_PROBLEM_. Exactly as written, print every line of the listing below and omit its pictures.

_RECORDS FOR THE TASK_.

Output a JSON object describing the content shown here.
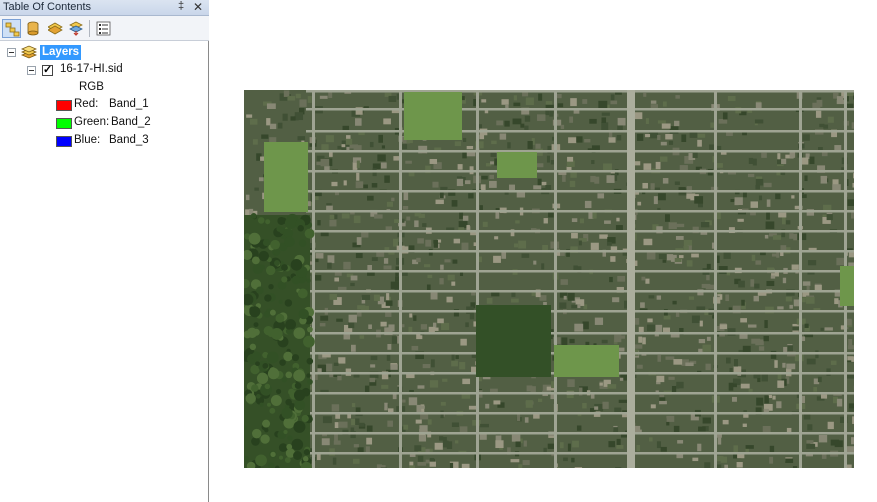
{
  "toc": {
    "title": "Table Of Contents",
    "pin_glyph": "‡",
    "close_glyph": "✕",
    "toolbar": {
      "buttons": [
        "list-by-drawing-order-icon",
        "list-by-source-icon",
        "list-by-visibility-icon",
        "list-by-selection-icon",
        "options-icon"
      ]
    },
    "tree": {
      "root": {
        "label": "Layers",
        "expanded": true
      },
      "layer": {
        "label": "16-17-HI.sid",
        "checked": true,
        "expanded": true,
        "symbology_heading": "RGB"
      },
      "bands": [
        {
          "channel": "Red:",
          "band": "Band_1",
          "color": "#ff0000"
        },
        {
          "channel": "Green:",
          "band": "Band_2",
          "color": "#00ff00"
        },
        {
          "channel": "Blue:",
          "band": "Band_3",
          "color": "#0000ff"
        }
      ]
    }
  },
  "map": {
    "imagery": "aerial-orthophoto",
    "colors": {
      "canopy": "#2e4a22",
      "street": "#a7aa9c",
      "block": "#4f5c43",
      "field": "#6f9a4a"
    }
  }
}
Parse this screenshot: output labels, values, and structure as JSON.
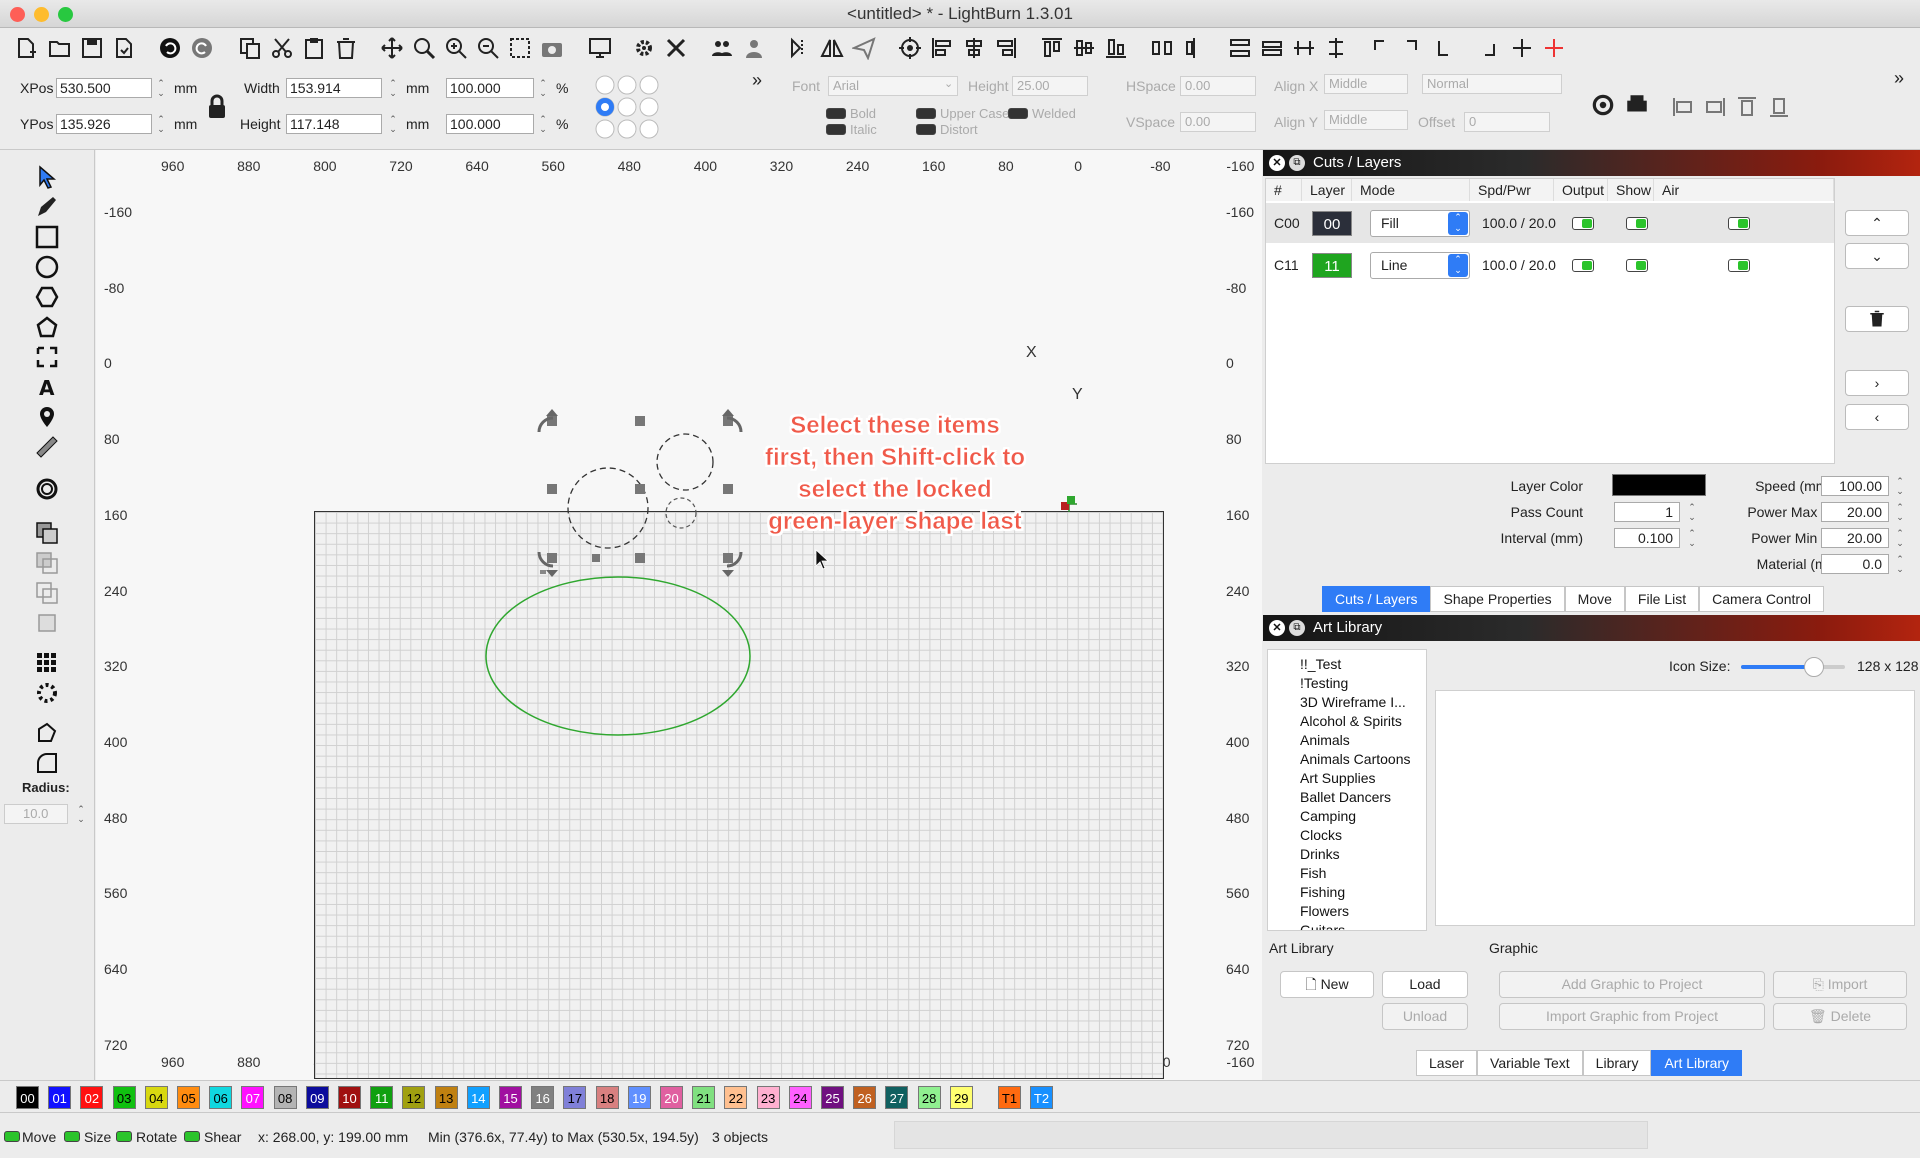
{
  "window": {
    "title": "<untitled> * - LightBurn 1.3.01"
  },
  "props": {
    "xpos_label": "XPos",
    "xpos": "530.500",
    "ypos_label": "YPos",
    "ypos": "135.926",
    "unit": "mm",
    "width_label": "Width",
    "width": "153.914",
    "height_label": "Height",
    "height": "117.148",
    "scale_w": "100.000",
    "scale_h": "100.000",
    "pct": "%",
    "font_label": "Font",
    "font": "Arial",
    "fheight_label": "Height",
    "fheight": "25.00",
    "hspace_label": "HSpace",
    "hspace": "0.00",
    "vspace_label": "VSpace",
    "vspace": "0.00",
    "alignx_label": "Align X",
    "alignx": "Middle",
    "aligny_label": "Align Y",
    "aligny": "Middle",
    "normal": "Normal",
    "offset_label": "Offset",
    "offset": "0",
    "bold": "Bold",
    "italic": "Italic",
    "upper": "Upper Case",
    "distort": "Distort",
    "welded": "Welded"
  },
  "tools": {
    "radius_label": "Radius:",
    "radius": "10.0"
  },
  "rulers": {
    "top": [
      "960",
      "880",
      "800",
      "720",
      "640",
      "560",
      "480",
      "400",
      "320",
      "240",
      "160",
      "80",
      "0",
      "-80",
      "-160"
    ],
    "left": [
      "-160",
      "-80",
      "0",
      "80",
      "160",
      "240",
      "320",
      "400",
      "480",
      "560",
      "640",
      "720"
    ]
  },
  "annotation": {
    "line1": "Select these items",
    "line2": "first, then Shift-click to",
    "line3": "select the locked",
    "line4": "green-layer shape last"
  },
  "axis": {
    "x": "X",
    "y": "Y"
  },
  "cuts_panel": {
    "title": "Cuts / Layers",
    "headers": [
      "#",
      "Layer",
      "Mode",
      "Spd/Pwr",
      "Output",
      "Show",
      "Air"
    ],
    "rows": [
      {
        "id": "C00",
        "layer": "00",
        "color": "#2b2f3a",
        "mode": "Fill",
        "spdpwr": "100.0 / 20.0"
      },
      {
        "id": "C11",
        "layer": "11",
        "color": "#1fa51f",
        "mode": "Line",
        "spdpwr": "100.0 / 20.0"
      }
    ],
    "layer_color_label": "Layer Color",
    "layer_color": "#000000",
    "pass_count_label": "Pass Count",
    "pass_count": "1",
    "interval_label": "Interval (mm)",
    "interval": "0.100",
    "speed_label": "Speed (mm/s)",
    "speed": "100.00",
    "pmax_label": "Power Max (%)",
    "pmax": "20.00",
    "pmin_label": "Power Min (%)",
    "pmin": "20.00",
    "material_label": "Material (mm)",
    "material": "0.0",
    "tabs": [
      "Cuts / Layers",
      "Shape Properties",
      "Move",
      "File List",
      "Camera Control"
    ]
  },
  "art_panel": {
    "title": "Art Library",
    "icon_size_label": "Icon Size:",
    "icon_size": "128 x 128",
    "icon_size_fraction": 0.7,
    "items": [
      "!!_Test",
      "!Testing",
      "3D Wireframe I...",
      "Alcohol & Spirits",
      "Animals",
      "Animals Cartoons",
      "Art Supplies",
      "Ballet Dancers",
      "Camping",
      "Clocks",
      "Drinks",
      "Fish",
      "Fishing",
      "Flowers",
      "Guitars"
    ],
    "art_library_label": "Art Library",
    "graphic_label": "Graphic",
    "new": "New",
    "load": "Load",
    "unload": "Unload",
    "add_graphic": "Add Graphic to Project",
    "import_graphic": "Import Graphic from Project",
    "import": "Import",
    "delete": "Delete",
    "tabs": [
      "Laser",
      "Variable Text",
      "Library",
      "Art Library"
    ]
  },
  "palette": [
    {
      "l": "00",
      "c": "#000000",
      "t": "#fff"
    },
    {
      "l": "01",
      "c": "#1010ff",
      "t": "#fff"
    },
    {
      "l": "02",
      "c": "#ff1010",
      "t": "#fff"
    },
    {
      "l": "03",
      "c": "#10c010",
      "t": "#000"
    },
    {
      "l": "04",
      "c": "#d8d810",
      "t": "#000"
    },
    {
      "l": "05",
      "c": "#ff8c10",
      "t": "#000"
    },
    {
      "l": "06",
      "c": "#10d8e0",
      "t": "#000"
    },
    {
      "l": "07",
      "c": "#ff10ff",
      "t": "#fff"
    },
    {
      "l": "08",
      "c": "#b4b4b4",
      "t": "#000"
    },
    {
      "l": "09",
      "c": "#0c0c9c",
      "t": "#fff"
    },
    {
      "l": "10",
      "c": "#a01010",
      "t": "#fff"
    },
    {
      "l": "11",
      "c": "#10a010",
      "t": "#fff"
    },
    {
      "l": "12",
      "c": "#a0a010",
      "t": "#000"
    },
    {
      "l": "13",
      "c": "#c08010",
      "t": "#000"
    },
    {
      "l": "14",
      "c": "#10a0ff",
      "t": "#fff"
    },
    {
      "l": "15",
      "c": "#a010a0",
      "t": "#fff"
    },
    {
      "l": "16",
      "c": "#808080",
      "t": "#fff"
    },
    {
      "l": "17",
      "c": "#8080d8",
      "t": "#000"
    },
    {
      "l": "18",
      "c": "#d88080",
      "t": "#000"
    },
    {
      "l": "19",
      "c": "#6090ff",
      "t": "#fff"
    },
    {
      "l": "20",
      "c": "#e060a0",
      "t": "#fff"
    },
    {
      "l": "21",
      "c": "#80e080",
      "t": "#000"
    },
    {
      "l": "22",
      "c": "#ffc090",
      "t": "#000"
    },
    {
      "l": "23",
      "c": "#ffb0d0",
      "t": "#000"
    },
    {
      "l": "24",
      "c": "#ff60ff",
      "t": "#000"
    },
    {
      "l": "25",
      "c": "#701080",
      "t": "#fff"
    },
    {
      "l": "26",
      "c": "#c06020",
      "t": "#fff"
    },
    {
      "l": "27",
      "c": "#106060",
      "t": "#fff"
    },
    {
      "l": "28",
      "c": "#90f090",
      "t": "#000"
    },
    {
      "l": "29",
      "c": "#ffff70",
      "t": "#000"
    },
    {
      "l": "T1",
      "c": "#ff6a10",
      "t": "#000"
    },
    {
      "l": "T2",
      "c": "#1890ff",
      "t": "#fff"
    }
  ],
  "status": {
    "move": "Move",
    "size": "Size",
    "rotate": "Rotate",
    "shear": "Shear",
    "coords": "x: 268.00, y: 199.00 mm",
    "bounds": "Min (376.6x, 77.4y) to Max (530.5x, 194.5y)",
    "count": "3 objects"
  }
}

_ANSWER BELOW_.
Output a JSON object describing the content shown here.
{
  "toc": {
    "title": "Table Of Contents",
    "pin_glyph": "‡",
    "close_glyph": "✕",
    "toolbar": {
      "buttons": [
        "list-by-drawing-order-icon",
        "list-by-source-icon",
        "list-by-visibility-icon",
        "list-by-selection-icon",
        "options-icon"
      ]
    },
    "tree": {
      "root": {
        "label": "Layers",
        "expanded": true
      },
      "layer": {
        "label": "16-17-HI.sid",
        "checked": true,
        "expanded": true,
        "symbology_heading": "RGB"
      },
      "bands": [
        {
          "channel": "Red:",
          "band": "Band_1",
          "color": "#ff0000"
        },
        {
          "channel": "Green:",
          "band": "Band_2",
          "color": "#00ff00"
        },
        {
          "channel": "Blue:",
          "band": "Band_3",
          "color": "#0000ff"
        }
      ]
    }
  },
  "map": {
    "imagery": "aerial-orthophoto",
    "colors": {
      "canopy": "#2e4a22",
      "street": "#a7aa9c",
      "block": "#4f5c43",
      "field": "#6f9a4a"
    }
  }
}
Parse this screenshot: output labels, values, and structure as JSON.
{
  "window": {
    "title": "<untitled> * - LightBurn 1.3.01"
  },
  "props": {
    "xpos_label": "XPos",
    "xpos": "530.500",
    "ypos_label": "YPos",
    "ypos": "135.926",
    "unit": "mm",
    "width_label": "Width",
    "width": "153.914",
    "height_label": "Height",
    "height": "117.148",
    "scale_w": "100.000",
    "scale_h": "100.000",
    "pct": "%",
    "font_label": "Font",
    "font": "Arial",
    "fheight_label": "Height",
    "fheight": "25.00",
    "hspace_label": "HSpace",
    "hspace": "0.00",
    "vspace_label": "VSpace",
    "vspace": "0.00",
    "alignx_label": "Align X",
    "alignx": "Middle",
    "aligny_label": "Align Y",
    "aligny": "Middle",
    "normal": "Normal",
    "offset_label": "Offset",
    "offset": "0",
    "bold": "Bold",
    "italic": "Italic",
    "upper": "Upper Case",
    "distort": "Distort",
    "welded": "Welded"
  },
  "tools": {
    "radius_label": "Radius:",
    "radius": "10.0"
  },
  "rulers": {
    "top": [
      "960",
      "880",
      "800",
      "720",
      "640",
      "560",
      "480",
      "400",
      "320",
      "240",
      "160",
      "80",
      "0",
      "-80",
      "-160"
    ],
    "left": [
      "-160",
      "-80",
      "0",
      "80",
      "160",
      "240",
      "320",
      "400",
      "480",
      "560",
      "640",
      "720"
    ]
  },
  "annotation": {
    "line1": "Select these items",
    "line2": "first, then Shift-click to",
    "line3": "select the locked",
    "line4": "green-layer shape last"
  },
  "axis": {
    "x": "X",
    "y": "Y"
  },
  "cuts_panel": {
    "title": "Cuts / Layers",
    "headers": [
      "#",
      "Layer",
      "Mode",
      "Spd/Pwr",
      "Output",
      "Show",
      "Air"
    ],
    "rows": [
      {
        "id": "C00",
        "layer": "00",
        "color": "#2b2f3a",
        "mode": "Fill",
        "spdpwr": "100.0 / 20.0"
      },
      {
        "id": "C11",
        "layer": "11",
        "color": "#1fa51f",
        "mode": "Line",
        "spdpwr": "100.0 / 20.0"
      }
    ],
    "layer_color_label": "Layer Color",
    "layer_color": "#000000",
    "pass_count_label": "Pass Count",
    "pass_count": "1",
    "interval_label": "Interval (mm)",
    "interval": "0.100",
    "speed_label": "Speed (mm/s)",
    "speed": "100.00",
    "pmax_label": "Power Max (%)",
    "pmax": "20.00",
    "pmin_label": "Power Min (%)",
    "pmin": "20.00",
    "material_label": "Material (mm)",
    "material": "0.0",
    "tabs": [
      "Cuts / Layers",
      "Shape Properties",
      "Move",
      "File List",
      "Camera Control"
    ]
  },
  "art_panel": {
    "title": "Art Library",
    "icon_size_label": "Icon Size:",
    "icon_size": "128 x 128",
    "icon_size_fraction": 0.7,
    "items": [
      "!!_Test",
      "!Testing",
      "3D Wireframe I...",
      "Alcohol & Spirits",
      "Animals",
      "Animals Cartoons",
      "Art Supplies",
      "Ballet Dancers",
      "Camping",
      "Clocks",
      "Drinks",
      "Fish",
      "Fishing",
      "Flowers",
      "Guitars"
    ],
    "art_library_label": "Art Library",
    "graphic_label": "Graphic",
    "new": "New",
    "load": "Load",
    "unload": "Unload",
    "add_graphic": "Add Graphic to Project",
    "import_graphic": "Import Graphic from Project",
    "import": "Import",
    "delete": "Delete",
    "tabs": [
      "Laser",
      "Variable Text",
      "Library",
      "Art Library"
    ]
  },
  "palette": [
    {
      "l": "00",
      "c": "#000000",
      "t": "#fff"
    },
    {
      "l": "01",
      "c": "#1010ff",
      "t": "#fff"
    },
    {
      "l": "02",
      "c": "#ff1010",
      "t": "#fff"
    },
    {
      "l": "03",
      "c": "#10c010",
      "t": "#000"
    },
    {
      "l": "04",
      "c": "#d8d810",
      "t": "#000"
    },
    {
      "l": "05",
      "c": "#ff8c10",
      "t": "#000"
    },
    {
      "l": "06",
      "c": "#10d8e0",
      "t": "#000"
    },
    {
      "l": "07",
      "c": "#ff10ff",
      "t": "#fff"
    },
    {
      "l": "08",
      "c": "#b4b4b4",
      "t": "#000"
    },
    {
      "l": "09",
      "c": "#0c0c9c",
      "t": "#fff"
    },
    {
      "l": "10",
      "c": "#a01010",
      "t": "#fff"
    },
    {
      "l": "11",
      "c": "#10a010",
      "t": "#fff"
    },
    {
      "l": "12",
      "c": "#a0a010",
      "t": "#000"
    },
    {
      "l": "13",
      "c": "#c08010",
      "t": "#000"
    },
    {
      "l": "14",
      "c": "#10a0ff",
      "t": "#fff"
    },
    {
      "l": "15",
      "c": "#a010a0",
      "t": "#fff"
    },
    {
      "l": "16",
      "c": "#808080",
      "t": "#fff"
    },
    {
      "l": "17",
      "c": "#8080d8",
      "t": "#000"
    },
    {
      "l": "18",
      "c": "#d88080",
      "t": "#000"
    },
    {
      "l": "19",
      "c": "#6090ff",
      "t": "#fff"
    },
    {
      "l": "20",
      "c": "#e060a0",
      "t": "#fff"
    },
    {
      "l": "21",
      "c": "#80e080",
      "t": "#000"
    },
    {
      "l": "22",
      "c": "#ffc090",
      "t": "#000"
    },
    {
      "l": "23",
      "c": "#ffb0d0",
      "t": "#000"
    },
    {
      "l": "24",
      "c": "#ff60ff",
      "t": "#000"
    },
    {
      "l": "25",
      "c": "#701080",
      "t": "#fff"
    },
    {
      "l": "26",
      "c": "#c06020",
      "t": "#fff"
    },
    {
      "l": "27",
      "c": "#106060",
      "t": "#fff"
    },
    {
      "l": "28",
      "c": "#90f090",
      "t": "#000"
    },
    {
      "l": "29",
      "c": "#ffff70",
      "t": "#000"
    },
    {
      "l": "T1",
      "c": "#ff6a10",
      "t": "#000"
    },
    {
      "l": "T2",
      "c": "#1890ff",
      "t": "#fff"
    }
  ],
  "status": {
    "move": "Move",
    "size": "Size",
    "rotate": "Rotate",
    "shear": "Shear",
    "coords": "x: 268.00, y: 199.00 mm",
    "bounds": "Min (376.6x, 77.4y) to Max (530.5x, 194.5y)",
    "count": "3 objects"
  }
}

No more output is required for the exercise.